■ DATA TO EXAMINE:
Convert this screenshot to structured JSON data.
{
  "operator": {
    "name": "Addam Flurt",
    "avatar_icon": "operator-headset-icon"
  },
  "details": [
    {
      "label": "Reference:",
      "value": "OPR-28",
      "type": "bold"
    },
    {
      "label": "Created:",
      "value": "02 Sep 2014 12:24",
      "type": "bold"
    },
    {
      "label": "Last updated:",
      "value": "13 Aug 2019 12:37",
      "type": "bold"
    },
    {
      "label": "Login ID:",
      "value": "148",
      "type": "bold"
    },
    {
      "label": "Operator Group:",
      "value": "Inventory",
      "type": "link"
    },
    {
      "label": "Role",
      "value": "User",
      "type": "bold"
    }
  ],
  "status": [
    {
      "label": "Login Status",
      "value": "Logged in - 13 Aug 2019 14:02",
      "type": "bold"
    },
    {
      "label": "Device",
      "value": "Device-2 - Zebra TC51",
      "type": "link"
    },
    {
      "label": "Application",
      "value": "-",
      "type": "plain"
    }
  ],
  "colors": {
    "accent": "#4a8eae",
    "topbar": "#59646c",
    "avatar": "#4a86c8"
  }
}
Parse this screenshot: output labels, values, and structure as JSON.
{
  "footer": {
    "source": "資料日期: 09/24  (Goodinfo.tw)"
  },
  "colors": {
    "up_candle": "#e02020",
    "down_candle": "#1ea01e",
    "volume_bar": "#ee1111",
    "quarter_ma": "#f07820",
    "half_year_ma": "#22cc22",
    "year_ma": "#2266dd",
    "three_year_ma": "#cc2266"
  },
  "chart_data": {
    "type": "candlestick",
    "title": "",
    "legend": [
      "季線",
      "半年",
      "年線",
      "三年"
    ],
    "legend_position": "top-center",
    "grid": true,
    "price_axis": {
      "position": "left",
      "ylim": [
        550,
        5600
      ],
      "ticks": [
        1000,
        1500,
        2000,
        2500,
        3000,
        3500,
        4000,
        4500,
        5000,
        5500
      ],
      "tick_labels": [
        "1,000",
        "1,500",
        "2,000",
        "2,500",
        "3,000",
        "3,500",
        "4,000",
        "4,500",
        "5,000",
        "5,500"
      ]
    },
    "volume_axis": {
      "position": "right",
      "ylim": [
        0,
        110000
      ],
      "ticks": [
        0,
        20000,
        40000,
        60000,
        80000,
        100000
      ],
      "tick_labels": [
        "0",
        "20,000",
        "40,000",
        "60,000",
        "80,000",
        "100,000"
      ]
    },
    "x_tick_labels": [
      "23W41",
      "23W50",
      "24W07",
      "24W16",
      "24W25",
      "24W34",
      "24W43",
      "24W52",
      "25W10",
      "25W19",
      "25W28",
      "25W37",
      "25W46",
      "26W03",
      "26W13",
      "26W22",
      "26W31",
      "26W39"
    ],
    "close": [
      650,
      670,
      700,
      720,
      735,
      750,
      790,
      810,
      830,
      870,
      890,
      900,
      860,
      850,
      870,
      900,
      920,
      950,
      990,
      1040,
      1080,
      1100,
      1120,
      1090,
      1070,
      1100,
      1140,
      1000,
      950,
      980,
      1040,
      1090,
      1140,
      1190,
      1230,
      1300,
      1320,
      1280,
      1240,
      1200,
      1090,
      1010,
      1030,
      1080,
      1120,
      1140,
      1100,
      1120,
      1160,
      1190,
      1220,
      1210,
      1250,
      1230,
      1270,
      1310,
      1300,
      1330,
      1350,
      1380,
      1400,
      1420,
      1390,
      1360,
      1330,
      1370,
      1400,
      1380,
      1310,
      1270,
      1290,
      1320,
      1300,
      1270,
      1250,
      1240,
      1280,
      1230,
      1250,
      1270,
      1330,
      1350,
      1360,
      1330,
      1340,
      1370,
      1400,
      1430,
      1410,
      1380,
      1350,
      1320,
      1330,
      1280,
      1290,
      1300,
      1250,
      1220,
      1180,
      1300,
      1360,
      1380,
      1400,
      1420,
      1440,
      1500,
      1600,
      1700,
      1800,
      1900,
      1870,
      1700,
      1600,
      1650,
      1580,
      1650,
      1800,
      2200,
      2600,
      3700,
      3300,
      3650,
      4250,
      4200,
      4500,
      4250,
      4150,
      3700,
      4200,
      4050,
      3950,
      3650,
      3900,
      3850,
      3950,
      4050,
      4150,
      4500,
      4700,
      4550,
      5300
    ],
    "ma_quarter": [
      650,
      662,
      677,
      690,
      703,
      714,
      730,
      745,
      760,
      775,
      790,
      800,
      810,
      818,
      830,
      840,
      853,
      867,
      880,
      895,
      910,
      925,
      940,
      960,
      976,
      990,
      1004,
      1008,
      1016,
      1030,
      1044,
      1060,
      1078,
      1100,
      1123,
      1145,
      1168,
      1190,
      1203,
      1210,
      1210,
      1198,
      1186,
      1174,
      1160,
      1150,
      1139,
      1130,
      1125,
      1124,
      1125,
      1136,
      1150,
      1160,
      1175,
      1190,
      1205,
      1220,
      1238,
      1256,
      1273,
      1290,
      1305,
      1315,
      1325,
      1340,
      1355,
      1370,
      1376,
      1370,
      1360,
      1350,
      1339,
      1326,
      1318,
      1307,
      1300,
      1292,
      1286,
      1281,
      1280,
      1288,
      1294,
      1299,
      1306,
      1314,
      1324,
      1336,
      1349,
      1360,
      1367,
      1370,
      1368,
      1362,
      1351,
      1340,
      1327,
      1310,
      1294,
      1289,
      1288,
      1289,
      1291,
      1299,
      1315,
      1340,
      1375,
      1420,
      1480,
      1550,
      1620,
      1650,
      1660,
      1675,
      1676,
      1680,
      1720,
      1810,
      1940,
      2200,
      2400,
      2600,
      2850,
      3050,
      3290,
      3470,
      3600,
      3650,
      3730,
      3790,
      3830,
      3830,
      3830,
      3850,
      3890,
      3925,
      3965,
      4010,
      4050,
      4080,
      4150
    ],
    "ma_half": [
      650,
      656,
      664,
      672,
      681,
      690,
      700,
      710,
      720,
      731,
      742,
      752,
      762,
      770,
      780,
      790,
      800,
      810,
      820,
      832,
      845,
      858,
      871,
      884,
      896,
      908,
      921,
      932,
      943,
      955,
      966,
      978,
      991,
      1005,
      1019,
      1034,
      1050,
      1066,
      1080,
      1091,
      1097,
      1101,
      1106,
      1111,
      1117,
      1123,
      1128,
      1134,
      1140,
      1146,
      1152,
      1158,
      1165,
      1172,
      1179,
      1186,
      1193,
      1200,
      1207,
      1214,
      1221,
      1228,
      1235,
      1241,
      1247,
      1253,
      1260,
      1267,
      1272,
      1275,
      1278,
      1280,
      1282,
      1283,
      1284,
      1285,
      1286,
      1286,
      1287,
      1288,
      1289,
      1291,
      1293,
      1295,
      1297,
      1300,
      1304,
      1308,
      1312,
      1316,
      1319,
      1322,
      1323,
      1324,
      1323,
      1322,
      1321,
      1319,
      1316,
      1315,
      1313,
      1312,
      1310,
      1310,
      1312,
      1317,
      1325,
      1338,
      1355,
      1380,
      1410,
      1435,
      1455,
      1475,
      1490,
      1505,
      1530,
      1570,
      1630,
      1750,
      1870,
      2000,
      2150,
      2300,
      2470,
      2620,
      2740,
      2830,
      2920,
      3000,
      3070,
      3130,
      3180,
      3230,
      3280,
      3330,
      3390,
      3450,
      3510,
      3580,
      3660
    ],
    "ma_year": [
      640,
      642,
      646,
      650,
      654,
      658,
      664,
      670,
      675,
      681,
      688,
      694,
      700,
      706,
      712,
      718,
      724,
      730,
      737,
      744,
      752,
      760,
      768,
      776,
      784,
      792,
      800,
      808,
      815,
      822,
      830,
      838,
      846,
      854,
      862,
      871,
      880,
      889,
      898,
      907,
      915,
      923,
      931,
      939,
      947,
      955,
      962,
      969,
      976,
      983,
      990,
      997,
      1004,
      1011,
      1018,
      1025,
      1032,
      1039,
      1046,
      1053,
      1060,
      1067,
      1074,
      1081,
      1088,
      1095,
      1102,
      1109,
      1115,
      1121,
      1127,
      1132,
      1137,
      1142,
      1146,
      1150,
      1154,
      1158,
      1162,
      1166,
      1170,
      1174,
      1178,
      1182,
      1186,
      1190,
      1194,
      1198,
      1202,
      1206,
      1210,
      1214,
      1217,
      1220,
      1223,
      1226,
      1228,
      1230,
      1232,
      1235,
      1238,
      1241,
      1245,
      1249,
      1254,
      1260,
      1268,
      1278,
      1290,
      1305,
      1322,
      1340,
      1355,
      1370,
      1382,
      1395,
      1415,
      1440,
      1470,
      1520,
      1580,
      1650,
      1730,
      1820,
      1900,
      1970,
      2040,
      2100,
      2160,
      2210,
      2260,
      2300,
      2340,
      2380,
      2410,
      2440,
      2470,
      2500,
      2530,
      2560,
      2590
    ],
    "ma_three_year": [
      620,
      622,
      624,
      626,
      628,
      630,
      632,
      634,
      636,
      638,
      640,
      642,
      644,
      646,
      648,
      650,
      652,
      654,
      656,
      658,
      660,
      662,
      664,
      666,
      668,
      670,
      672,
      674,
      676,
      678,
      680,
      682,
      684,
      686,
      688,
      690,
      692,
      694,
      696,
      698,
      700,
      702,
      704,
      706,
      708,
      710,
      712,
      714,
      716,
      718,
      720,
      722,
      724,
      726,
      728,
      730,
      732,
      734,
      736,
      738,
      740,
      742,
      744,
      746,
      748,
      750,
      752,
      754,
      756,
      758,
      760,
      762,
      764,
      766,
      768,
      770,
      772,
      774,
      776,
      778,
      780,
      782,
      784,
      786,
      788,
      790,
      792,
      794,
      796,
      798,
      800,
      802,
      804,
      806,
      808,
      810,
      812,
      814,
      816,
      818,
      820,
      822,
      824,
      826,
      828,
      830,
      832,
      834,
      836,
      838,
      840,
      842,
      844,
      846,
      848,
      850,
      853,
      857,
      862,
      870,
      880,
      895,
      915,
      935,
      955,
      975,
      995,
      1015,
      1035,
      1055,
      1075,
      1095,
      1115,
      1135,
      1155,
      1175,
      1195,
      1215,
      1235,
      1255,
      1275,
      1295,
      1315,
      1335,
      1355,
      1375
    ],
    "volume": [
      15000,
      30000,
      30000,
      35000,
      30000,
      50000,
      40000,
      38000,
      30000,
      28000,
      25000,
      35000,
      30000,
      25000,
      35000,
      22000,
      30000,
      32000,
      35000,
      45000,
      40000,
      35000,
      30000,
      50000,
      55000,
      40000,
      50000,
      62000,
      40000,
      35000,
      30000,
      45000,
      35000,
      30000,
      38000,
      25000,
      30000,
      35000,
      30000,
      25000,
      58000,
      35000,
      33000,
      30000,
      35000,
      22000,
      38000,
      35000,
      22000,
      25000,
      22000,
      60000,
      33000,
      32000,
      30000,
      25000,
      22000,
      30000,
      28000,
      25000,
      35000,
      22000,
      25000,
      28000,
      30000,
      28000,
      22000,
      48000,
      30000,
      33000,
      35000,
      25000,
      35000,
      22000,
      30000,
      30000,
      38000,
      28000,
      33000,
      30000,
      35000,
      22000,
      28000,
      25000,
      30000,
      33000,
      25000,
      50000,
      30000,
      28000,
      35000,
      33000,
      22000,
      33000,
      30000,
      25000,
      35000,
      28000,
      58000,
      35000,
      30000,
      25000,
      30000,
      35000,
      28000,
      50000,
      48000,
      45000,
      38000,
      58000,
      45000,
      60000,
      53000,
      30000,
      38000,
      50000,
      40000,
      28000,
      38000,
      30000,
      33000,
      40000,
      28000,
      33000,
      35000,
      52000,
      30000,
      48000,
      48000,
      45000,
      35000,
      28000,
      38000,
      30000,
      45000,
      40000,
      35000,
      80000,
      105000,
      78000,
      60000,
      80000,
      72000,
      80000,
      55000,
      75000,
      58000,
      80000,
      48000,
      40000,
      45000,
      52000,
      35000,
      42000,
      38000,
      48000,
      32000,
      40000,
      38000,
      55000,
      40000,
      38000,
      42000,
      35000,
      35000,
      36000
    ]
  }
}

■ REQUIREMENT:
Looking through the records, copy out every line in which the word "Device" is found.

■ RESPONSE TO THE TASK:
      "label": "Device",
      "value": "Device-2 - Zebra TC51",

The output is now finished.